By Dave Flaherty/The Oshawa Express
Oshawa’s federal representative has raised concerns regarding intentions to merge the city’s port authority with Hamilton’s.
In a letter addressed to Minister of Transport Marc Garneau, Oshawa MP Colin Carrie said stakeholders in the city have yet to receive “any formal outreach or briefings, including the supporting business case, documentation or an opportunity for discussion concerning the government’s rationale or potential model for the new entity’s governance.”
Carrie wrote the intention to amalgamate came as a surprise to the port authority and its users, city and regional officials, and local businesses.
He also requested the public consultation period be extended by at least 90 days to end on or near May 31, “in order to provide a more reasonable timeframe for a fulsome discussion of the potential benefits or challenges associated with the proposal.”
While Carrie notes there “may be a business case to support a merger of the OPA and the HPA,” there has been no evidence of that so far from the federal government.
“Oshawa’s local stakeholders have not been provided with any relevant cost-benefit analysis, or regulatory, economic or governance impact assessments. Nor is there any local understanding of the criteria used by officials to support their recommendation…,” Carrie wrote in the letter.
In writing to Garneau, Carrie cited a 2017 study, Economic Impacts of the Port of Oshawa, written by U.S.-based consultant Martin Associates for a coalition of Great Lakes and St. Lawrence Seaway based-business stakeholders.

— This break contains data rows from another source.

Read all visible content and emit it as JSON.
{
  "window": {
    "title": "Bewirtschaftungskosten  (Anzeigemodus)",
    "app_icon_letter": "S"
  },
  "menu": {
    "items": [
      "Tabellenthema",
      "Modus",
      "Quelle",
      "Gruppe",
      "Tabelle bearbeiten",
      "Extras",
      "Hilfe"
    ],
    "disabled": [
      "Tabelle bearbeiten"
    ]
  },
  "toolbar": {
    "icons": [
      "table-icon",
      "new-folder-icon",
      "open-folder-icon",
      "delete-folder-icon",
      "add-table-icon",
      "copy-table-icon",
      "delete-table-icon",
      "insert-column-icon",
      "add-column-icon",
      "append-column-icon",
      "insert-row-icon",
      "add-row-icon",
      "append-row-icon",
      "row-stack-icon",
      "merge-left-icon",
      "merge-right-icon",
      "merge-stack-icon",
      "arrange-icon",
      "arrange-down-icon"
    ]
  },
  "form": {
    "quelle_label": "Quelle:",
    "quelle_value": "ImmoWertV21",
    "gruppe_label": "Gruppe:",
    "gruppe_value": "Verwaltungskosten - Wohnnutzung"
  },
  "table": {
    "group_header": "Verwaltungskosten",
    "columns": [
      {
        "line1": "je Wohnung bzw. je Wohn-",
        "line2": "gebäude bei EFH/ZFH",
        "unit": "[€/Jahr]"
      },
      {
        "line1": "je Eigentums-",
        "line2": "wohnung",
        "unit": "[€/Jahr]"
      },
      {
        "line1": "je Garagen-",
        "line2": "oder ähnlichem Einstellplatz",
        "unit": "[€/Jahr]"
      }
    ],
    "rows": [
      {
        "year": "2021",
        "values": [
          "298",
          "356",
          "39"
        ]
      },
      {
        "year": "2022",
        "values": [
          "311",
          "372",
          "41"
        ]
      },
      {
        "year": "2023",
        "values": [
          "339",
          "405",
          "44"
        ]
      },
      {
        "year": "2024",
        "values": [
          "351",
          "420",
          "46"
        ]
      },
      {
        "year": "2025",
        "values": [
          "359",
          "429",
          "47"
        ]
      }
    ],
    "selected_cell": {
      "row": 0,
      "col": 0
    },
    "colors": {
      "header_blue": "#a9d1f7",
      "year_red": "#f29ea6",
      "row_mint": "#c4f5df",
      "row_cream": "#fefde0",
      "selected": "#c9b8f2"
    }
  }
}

The Conservative MP said this study revealed in 2017, the Port of Oshawa contributed:
– $35.1 million in direct business revenue for firms dependent on cargo handled at the harbour
– 398 jobs across Ontario, with 150 of those directly generated by marine cargo and vessel activity at marine terminals. In all, these 150 individuals earned $7.6 million in wages and salaries and created an economic spin-off of an additional 202 jobs throughout the regional economy.
Carrie worries an amalgamated entity has the potential for “less Oshawa-based representation,” which would negate efforts by the city to enhance its portion of the west wharf harbour lands it regained control of in 2014.
“The previous government, in partnership with the City and Oshawa’s taxpayers, invested millions of dollars into the remediation and repurposing of the returned City lands,” Carrie states.
Meeting soon with Garneau is an expectation of Carrie.
“I look forward to working with your officials, our Port, its users, and my colleagues at all levels of government in Oshawa and Durham to ensure that all perspectives on amalgamation are fully considered before the department completes its deliberations – and well before you proceed with the publication of a Certificate of Amalgamation,” he wrote.